Review: The Dangerous Old Woman

October 22, 2021

When I was in my mid-twenties, I was introduced to The Secret Dakini Oracle, a deck of cards (unfortunately out-of-print) loosely based on the Dakinis, fierce Tantric goddesses somewhat analogous to the Crone archetype in Western culture. It was when I saw the card that incorporated this photo of an anonymous old spinster that I decided I had to have this deck. The young women in my cohort loved anything related to “The Crone,” mostly because we saw it as subversive. Too bad The Dangerous Old Woman wasn’t there for us back then. Clarissa Pinkola Estes correctly states that the stories about the heroine confronting the old woman are really recorded for the young woman.

This audiobook has actually been out for about ten years, but I only discovered it this year. I had mixed feelings about Dr. Estes’s first book, Women Who Run With the Wolves, and I can only relate my impression at that time, as I remember it, because I gave my copy away. On the one hand, I loved Dr. Estes’s retelling of Bluebeard and many of her insights about the tale. That alone was worth the price of the book. I was put off, however, by the Jungian flavor of much of her prose. I wasn’t alone in this assessment, even at that time. Recently, a young radical feminist book group chose to read Wolves and gave up in frustration, deeming it “too patriarchal.” I think they were probably reacting to Carl Jung and Dr. Estes’s training as Jungian analyst.

Because The Dangerous Old Woman is immediate, heart-centered, and personal, unencumbered by psychoanalytic definitions and terms. Dr. Estes draws on stories of women in her family, relating multi-generational and cross-cultural experience to fairytale and myth, making the wise woman tales refreshingly contemporary. Dr. Estes has a marvelous storytelling voice that feels conversational, even though the material is very focused. I found the stories from Eastern European immigrant culture fascinating and exotic, yet the stories from Latina culture gave me a warm nostalgic feeling from my years of living in the Southwest.

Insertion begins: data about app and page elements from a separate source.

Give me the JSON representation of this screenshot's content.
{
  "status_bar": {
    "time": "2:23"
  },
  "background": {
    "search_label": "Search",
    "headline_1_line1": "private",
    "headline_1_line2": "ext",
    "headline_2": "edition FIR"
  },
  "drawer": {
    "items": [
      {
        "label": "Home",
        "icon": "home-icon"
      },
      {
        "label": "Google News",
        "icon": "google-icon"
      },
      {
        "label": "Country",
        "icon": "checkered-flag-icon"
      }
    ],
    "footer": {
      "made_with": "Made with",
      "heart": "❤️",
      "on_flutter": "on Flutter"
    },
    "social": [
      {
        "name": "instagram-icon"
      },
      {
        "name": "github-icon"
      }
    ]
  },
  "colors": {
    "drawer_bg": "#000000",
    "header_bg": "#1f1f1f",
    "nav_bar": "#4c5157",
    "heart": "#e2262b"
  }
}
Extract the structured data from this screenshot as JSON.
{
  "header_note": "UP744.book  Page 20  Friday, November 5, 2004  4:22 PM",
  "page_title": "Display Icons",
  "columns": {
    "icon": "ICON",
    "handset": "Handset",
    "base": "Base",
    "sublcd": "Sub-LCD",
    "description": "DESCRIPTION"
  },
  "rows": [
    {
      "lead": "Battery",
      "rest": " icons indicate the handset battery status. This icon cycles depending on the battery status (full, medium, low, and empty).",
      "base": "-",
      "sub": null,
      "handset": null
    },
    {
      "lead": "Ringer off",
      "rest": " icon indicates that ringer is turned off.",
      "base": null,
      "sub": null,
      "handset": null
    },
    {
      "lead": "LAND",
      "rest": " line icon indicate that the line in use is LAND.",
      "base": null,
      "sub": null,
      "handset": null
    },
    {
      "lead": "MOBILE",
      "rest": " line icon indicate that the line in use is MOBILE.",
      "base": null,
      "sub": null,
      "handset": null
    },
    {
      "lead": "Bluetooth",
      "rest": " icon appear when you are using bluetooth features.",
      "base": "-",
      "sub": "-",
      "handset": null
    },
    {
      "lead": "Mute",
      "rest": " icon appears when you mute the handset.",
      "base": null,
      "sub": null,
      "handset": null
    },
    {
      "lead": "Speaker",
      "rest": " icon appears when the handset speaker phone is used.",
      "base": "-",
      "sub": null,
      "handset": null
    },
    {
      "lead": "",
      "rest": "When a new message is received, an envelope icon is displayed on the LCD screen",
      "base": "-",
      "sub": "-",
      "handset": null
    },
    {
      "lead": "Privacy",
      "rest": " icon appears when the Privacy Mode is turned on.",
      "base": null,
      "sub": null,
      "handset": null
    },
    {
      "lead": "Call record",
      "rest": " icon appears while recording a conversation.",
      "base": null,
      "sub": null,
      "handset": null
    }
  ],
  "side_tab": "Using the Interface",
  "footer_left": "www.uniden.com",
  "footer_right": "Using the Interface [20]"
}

This is a recording to be savored. I would have loved The Dangerous Old Woman when I was a young woman and found it revelatory, yet as a woman now well into the second half of her life I could only nod and say “Uh-huh, uh-huh” to the lessons Dr. Estes draws from her material. This audiobook is a jewel. Even if you had trouble relating to the author’s earlier work, check this one out.